Dijo Jose Antony's Jana Gana Mana opens with a voiceover that says truth always triumphs. That is what we are taught to believe, right? But is that statement itself true? Because, today, aren't we surrounded by so many lies and manipulations and so much militant wokeness that the "truth" is no longer tangible. Take the case of a married woman who died while eloping with her lover. The news appears on the last page. Take the case of a college professor who is murdered. That becomes the headline. Both are women. Both are dead. But isn't there a discrimination being made based on the "assumed character" of the individual? Take another instance. Let's say we are asked who is likely to be a criminal: a  fair-complexioned, middle-class looking man vs. a dark-skinned, lower-class (and possibly oppressed-class) man? The film includes us in these situations. It points a finger at not just its bad characters but also the audience.

The audience consists of those armchair critics who become the judge and jury whenever there is a newsworthy event. The audience includes our media, which revels in sensation: whether it is Sushant Singh Rajput or Rohith Vemula. The audience includes organisations that claim to fight for a gender or class or whatever cause, but with their own agenda. The audience includes students who protest and are labelled anti-national and urban Naxals. Most of us think we are doing the right thing, but are we really? Do we have all the facts? And if we don't, are we ensuring that "truth always triumphs"?

This is a fantastic premise, and I wish Sharis Mohammed's writing and Dijo Jose Antony's direction had been equally fantastic. Both these aspects are merely functional and very broad, very A-for-apple. Adding to the feeling of being hammered on the head with the film's emotions is the huge background score by Jakes Bejoy. I don't want to complain too much, because this is an effective and very watchable movie. I am just wondering how much better things would have been if the form had matched the powerful content.
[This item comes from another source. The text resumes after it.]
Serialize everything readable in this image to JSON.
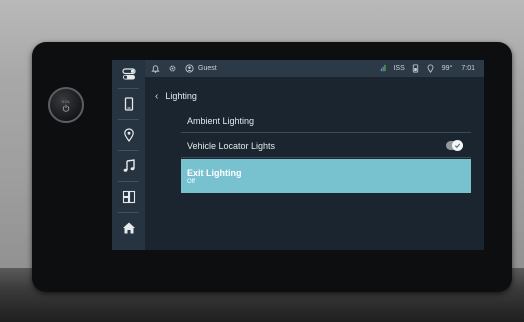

The screenplay does not know how to hold back (especially towards the end, where it tries to do too much) – but there's no denying that the writing has bern thought through. We are in 2014. We see a bit of Prithviraj's story, during what a journalist calls a "sensational case". We then move to 2019. This is another "sensational case," but this time the actor on screen is Suraj Venjaramoodu. At another point, we cut to a hospital with an ailing little girl. We see her grandfather. We are told he is in some kind of problem. But before we can find out what this problem is, we cut away to something else. This is the back-and-forth structure, and we spend a lot of time in the aftermath of the crime. We see the reactions of students, the media. We even get a politics professor who urges his students to join the nationwide protests.
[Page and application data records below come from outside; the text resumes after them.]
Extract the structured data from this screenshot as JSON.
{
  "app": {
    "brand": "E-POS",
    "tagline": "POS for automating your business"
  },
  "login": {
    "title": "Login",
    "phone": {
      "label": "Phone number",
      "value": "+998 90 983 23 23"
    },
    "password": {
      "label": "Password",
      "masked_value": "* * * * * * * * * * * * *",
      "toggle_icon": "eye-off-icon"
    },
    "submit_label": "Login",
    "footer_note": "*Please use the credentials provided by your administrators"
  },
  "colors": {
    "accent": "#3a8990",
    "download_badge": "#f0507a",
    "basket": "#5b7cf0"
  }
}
In other words, everyone is convinced they know what the "truth" is – or at least, they think they are on a mission to find out what the "truth" is and punish the people responsible for the crime. And the second half becomes a courtroom drama: in other words, it is set in the actual place where the job of finding out the truth is done. Suraj is a single father. Prithviraj walks with a limp. No one is "perfect". And the facts of the case are not "perfect", either. Just like the truth is evasive in real life, the film, too, keeps pulling the rug from under our feet just as we think we know… the truth. 
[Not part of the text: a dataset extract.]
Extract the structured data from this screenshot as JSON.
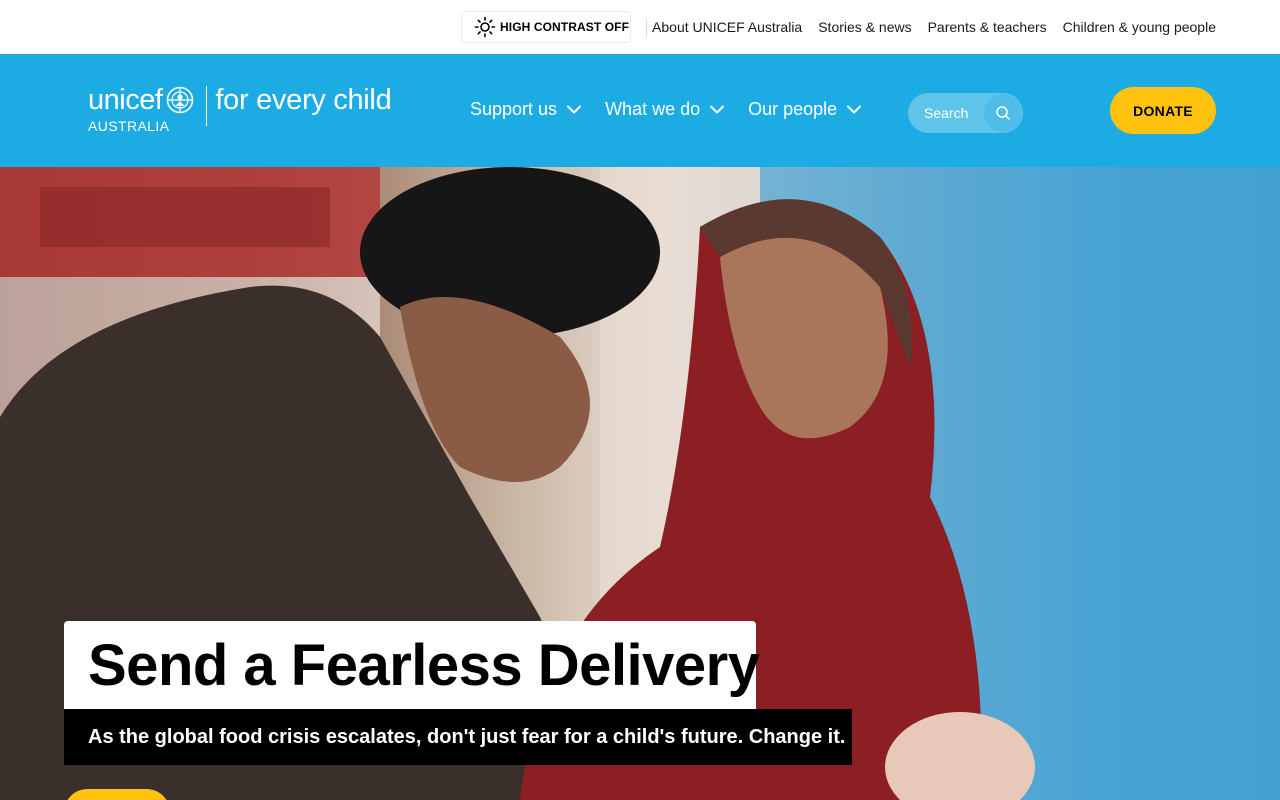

Jana Gana Mana has two star performances, but because of the ultra-broad filmmaking, Suraj's subtleness fades in front of Prithviraj's sensational and very controlled flamboyance. It's not easy to play to the gallery and yet not do so in an overt fashion: Prithviraj does just that. In every scene, we sense his inner fury, and every second he is on screen, the film goes up several notches. The dialogues, the direction, the writing – everything feels better. Even the pace feels less flabby. And of course, the content is so strong that the film hits hard in the latter portions. There's a line about a Dalit sweeper. There's a passage which repeats the word "rape" and "shock". Had the whole film worked at this level, we would have had a classic, but despite my reservations, I am not complaining. This is a solid drama that makes us think about the nature of truth.